■ **DATA PROVIDED**
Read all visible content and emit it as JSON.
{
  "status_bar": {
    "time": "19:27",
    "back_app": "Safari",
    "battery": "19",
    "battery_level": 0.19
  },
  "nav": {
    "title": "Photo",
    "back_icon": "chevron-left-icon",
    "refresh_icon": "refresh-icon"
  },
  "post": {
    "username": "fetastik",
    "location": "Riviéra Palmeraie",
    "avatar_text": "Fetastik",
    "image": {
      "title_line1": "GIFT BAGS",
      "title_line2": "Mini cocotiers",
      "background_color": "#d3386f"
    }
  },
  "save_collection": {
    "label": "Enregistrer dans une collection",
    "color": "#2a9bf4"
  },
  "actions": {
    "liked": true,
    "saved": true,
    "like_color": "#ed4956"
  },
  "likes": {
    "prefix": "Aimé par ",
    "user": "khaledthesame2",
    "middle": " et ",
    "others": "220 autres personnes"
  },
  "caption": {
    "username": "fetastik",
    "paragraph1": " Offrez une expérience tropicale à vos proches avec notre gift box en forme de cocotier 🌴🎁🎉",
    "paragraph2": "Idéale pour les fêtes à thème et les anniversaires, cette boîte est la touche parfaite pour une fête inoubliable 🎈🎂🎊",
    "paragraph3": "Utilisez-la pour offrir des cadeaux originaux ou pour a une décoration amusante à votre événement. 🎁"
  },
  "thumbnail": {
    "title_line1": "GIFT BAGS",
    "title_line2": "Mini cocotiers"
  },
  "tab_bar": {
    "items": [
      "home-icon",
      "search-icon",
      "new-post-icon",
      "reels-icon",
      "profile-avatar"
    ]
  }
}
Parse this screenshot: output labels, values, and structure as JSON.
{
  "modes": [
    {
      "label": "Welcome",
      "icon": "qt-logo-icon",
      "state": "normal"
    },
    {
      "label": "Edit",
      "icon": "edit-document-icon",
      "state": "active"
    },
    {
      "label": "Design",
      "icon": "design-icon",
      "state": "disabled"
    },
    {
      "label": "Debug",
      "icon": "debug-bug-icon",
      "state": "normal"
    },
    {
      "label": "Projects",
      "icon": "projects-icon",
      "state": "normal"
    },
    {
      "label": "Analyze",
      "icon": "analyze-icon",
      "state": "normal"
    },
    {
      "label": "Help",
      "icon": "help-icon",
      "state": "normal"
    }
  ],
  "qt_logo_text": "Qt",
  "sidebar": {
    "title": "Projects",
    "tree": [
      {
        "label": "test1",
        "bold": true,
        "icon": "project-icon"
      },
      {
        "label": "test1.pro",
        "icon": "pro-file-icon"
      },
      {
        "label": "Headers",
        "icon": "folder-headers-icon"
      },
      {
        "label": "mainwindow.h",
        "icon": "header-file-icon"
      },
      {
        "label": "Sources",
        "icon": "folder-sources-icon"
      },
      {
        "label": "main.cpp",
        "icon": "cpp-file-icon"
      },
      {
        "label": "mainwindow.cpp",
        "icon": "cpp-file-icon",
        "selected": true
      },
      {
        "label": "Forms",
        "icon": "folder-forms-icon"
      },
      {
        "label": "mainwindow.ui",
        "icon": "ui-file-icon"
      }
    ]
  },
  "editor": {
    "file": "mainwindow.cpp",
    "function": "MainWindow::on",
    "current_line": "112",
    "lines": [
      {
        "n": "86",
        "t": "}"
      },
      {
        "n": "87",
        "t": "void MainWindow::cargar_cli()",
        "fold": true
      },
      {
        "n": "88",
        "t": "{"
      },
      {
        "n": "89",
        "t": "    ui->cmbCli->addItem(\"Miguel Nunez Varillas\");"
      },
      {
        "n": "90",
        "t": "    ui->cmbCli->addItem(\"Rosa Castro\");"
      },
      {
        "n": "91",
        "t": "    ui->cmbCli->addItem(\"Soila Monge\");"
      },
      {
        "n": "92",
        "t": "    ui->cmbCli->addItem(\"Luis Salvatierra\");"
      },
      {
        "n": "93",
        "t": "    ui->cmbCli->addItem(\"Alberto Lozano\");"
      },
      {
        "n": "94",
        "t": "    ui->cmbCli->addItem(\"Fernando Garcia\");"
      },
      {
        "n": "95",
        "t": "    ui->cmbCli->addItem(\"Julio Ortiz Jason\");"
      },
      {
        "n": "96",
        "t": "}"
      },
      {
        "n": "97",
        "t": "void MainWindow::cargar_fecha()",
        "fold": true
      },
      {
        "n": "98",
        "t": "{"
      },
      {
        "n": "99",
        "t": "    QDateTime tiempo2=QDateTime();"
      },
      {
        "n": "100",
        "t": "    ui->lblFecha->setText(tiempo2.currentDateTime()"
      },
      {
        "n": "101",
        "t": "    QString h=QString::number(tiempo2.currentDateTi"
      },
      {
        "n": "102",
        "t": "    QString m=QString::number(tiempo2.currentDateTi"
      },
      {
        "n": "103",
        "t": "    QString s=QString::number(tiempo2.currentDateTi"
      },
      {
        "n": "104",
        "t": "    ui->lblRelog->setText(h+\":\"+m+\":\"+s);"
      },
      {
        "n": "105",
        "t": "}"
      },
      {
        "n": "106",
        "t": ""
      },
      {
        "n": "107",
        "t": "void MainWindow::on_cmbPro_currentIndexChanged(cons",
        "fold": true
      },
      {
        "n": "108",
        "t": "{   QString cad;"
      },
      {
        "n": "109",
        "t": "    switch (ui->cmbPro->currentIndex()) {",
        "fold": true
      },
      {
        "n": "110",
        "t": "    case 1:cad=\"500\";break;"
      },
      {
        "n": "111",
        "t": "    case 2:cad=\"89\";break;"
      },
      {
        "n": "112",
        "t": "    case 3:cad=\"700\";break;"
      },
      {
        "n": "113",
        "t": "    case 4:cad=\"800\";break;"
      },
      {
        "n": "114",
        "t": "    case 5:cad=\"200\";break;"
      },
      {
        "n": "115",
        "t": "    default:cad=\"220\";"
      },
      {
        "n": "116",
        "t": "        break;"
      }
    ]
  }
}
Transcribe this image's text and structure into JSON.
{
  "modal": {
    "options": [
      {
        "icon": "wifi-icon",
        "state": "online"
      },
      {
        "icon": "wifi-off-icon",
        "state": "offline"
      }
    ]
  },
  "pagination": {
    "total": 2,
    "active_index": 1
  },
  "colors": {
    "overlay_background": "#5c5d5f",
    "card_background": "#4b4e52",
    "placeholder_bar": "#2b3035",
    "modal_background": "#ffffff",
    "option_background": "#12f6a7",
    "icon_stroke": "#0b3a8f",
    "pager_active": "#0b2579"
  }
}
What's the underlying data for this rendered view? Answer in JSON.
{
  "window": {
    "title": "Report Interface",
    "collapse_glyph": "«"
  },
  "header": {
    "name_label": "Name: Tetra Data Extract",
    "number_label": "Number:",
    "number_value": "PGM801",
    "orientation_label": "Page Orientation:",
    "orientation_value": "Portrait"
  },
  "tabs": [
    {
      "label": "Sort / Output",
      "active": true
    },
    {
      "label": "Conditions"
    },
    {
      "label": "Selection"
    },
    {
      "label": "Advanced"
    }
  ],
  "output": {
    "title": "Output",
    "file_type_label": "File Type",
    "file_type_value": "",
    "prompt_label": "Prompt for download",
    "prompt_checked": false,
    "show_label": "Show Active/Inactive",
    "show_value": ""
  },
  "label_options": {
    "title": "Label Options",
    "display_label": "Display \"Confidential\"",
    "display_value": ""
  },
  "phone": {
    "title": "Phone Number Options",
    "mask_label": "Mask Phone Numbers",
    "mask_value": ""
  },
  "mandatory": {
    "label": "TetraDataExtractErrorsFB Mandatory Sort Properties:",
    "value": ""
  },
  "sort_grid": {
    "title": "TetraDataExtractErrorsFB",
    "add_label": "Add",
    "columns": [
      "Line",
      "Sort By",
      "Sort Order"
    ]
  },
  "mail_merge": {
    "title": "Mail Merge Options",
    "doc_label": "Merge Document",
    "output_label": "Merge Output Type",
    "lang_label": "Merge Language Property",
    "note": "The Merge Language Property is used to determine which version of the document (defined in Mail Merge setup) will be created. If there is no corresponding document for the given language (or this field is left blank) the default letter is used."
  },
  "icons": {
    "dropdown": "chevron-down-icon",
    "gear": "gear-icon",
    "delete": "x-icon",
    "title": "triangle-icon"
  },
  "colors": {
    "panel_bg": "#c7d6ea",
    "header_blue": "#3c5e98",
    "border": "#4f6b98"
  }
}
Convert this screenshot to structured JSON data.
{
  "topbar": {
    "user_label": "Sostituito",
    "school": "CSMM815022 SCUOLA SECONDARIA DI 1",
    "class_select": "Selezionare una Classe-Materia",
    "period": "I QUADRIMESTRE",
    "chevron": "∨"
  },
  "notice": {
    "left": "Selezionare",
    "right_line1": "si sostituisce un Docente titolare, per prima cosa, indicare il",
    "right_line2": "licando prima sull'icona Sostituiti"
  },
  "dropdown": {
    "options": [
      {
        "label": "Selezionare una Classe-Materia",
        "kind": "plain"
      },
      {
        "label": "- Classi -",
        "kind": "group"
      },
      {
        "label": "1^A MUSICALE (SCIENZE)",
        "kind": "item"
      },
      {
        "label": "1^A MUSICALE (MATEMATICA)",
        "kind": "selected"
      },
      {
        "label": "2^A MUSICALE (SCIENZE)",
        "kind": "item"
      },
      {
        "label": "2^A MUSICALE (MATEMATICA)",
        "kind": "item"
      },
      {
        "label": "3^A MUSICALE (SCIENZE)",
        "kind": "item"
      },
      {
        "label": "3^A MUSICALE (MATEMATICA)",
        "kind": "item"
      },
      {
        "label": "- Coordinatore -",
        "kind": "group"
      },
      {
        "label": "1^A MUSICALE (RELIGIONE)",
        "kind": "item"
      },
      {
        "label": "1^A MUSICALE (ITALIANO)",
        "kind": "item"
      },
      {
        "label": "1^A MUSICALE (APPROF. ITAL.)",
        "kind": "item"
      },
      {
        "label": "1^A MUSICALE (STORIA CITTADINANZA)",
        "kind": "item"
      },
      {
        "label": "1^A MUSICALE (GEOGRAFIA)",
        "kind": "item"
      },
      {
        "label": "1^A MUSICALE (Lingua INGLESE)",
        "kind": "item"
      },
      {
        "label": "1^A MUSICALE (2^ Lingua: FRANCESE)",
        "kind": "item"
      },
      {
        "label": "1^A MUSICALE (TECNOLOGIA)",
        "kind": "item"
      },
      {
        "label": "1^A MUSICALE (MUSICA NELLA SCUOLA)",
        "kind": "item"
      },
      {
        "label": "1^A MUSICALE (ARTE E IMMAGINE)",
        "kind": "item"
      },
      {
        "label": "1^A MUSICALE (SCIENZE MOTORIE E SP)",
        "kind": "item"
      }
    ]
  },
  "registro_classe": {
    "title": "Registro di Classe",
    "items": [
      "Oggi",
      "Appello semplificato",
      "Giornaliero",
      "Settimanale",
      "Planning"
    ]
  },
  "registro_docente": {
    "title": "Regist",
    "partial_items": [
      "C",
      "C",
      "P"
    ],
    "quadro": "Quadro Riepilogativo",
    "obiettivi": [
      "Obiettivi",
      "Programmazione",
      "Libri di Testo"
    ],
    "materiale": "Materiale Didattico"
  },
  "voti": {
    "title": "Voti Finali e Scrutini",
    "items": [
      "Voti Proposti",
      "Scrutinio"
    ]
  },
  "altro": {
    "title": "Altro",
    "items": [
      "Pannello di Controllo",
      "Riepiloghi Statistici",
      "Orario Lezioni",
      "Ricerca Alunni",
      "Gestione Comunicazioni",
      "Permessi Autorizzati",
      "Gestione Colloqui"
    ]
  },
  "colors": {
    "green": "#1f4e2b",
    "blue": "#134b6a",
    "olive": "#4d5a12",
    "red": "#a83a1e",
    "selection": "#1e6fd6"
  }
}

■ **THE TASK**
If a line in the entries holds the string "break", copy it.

■ **RESPONSE TO THIS EXERCISE**
        "t": "    case 1:cad=\"500\";break;"
        "t": "    case 2:cad=\"89\";break;"
        "t": "    case 3:cad=\"700\";break;"
        "t": "    case 4:cad=\"800\";break;"
        "t": "    case 5:cad=\"200\";break;"
        "t": "        break;"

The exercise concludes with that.